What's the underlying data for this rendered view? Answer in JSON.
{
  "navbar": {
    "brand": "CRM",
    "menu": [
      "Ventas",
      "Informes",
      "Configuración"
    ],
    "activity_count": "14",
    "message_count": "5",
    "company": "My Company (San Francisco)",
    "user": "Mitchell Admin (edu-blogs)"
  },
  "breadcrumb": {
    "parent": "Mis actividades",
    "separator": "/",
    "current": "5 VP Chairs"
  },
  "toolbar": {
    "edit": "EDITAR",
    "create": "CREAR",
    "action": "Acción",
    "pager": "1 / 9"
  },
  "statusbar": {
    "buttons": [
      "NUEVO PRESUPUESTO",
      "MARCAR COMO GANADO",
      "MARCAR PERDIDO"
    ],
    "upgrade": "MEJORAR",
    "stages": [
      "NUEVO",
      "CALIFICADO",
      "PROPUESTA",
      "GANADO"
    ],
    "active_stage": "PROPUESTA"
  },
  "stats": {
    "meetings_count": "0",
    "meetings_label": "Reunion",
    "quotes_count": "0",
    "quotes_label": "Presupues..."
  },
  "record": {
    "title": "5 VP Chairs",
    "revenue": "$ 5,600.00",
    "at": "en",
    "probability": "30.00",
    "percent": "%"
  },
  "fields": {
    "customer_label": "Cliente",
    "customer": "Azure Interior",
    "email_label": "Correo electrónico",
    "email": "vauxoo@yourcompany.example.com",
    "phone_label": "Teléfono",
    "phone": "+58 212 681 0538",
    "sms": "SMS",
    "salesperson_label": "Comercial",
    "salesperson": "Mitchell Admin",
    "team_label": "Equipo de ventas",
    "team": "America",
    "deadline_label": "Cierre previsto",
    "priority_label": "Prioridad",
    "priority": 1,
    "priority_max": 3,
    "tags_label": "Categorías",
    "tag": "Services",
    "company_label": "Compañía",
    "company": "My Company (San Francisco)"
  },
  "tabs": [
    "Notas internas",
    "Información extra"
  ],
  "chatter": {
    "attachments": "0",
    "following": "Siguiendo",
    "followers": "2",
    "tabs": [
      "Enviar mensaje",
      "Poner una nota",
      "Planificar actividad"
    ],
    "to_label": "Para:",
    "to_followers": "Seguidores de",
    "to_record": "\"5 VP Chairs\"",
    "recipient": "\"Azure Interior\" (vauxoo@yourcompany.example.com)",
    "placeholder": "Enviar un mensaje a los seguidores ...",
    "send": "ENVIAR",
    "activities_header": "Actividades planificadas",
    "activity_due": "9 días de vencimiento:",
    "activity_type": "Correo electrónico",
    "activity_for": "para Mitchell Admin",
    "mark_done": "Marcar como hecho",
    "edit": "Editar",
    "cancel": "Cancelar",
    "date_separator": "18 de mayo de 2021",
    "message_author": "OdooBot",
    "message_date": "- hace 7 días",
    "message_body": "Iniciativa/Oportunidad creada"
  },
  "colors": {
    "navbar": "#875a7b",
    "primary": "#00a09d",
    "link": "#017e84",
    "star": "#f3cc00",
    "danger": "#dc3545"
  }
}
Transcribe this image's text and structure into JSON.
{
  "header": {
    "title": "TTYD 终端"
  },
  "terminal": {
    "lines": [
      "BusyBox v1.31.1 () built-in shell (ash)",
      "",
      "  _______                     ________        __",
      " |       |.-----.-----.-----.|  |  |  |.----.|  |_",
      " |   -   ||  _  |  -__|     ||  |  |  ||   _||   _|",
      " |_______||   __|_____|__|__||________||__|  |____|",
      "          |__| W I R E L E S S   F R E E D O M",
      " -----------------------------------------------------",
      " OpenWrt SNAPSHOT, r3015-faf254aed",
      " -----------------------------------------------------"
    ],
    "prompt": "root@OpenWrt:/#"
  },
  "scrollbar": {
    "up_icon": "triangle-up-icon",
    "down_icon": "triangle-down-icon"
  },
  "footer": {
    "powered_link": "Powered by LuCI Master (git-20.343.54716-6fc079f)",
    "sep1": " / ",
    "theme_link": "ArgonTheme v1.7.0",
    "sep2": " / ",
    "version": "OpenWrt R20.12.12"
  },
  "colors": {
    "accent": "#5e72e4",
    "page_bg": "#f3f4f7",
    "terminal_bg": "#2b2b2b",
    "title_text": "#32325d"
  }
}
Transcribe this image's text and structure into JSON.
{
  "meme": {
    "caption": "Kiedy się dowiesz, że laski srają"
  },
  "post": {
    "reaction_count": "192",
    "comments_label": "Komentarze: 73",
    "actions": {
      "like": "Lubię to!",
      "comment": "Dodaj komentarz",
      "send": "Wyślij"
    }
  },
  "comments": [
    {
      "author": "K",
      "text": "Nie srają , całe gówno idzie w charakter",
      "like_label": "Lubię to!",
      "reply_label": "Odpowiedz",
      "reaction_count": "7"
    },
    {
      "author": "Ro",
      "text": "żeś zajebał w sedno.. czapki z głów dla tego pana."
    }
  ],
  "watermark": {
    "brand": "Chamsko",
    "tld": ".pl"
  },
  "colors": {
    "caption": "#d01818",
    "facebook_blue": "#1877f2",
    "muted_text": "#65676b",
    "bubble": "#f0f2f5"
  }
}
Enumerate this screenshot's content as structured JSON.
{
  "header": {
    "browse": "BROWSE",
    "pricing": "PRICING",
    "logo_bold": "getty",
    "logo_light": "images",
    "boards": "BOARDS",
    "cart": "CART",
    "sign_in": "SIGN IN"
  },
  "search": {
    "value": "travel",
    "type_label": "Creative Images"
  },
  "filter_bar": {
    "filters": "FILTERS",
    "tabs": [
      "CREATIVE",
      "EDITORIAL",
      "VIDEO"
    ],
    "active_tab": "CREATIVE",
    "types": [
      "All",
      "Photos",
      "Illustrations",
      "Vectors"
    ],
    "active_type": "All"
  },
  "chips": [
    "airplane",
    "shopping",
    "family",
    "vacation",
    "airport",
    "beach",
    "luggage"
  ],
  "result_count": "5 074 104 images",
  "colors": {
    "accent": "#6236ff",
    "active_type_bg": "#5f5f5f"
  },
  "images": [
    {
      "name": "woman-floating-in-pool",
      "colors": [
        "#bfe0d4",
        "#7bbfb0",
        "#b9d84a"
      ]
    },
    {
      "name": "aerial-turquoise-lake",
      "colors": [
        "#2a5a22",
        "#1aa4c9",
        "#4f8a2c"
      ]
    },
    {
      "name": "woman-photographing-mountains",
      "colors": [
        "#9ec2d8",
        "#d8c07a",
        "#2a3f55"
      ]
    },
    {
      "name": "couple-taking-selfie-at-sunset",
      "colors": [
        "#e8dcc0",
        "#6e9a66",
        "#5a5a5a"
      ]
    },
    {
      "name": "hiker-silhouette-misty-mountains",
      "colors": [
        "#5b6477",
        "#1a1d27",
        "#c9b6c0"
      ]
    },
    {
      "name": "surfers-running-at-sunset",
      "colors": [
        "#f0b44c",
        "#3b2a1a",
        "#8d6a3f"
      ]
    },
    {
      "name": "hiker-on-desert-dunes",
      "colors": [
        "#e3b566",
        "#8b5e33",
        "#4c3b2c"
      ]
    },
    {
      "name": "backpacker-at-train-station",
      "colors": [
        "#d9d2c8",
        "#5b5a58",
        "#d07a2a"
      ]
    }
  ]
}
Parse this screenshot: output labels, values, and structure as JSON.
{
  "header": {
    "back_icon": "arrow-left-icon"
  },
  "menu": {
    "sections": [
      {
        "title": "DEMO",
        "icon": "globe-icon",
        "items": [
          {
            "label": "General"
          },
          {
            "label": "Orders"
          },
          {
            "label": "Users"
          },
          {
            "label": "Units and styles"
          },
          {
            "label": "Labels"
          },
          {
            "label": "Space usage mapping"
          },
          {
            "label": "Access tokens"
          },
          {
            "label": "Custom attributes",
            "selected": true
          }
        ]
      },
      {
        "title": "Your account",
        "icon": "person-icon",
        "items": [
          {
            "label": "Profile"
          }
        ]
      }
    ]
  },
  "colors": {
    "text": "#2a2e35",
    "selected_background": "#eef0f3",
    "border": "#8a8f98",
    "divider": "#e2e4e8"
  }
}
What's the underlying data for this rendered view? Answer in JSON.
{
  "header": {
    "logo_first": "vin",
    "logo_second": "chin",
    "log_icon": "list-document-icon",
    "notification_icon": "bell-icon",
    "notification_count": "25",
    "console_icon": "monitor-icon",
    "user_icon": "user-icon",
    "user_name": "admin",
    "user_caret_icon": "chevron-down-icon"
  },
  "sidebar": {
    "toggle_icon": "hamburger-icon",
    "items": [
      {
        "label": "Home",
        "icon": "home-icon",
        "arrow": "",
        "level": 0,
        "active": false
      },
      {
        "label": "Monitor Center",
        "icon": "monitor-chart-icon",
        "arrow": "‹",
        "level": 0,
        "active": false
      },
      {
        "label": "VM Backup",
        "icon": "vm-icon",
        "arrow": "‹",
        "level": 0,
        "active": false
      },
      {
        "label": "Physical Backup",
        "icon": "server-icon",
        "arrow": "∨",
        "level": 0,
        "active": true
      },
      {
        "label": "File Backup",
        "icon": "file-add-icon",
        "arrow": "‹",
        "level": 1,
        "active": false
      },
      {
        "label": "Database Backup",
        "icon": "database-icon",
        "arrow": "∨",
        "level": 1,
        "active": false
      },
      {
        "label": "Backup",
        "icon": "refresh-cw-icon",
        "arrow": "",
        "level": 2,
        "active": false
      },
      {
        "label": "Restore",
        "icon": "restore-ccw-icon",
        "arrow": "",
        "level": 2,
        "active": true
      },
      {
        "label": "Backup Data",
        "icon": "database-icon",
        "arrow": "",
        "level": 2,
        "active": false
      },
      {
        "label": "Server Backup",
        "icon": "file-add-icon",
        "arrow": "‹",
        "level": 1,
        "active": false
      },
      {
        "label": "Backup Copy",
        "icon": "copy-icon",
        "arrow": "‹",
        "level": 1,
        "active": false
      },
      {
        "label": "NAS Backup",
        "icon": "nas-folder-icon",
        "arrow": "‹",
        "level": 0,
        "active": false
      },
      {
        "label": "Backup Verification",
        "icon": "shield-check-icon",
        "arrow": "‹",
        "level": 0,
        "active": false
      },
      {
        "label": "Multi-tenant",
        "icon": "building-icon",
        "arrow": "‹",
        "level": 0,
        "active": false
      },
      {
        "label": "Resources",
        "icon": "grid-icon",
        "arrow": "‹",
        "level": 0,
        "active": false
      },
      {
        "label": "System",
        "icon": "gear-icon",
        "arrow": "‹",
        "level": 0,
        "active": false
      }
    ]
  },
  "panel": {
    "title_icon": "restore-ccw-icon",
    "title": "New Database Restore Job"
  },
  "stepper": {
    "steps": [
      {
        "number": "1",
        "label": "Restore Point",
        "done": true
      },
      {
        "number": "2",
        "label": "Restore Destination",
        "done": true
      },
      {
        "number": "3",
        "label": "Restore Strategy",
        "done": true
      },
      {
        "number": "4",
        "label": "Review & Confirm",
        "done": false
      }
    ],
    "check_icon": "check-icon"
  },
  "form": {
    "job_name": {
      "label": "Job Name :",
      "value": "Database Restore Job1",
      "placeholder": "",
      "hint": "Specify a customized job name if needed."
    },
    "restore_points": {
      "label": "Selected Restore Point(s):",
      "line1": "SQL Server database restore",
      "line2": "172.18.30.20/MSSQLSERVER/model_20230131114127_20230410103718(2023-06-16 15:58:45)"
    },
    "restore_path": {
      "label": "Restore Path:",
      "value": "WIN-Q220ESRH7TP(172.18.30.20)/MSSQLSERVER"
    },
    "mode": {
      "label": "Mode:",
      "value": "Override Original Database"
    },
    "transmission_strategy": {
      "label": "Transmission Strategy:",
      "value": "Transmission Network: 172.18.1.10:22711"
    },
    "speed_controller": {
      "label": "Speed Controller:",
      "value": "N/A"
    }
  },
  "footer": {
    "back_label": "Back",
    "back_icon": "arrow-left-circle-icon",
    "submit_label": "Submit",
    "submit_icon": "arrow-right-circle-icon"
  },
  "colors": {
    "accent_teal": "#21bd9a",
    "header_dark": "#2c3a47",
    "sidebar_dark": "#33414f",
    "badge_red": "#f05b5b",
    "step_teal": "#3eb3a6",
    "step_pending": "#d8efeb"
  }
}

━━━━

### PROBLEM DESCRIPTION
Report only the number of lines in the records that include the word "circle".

### RESPONSE TO THE EXERCISE
2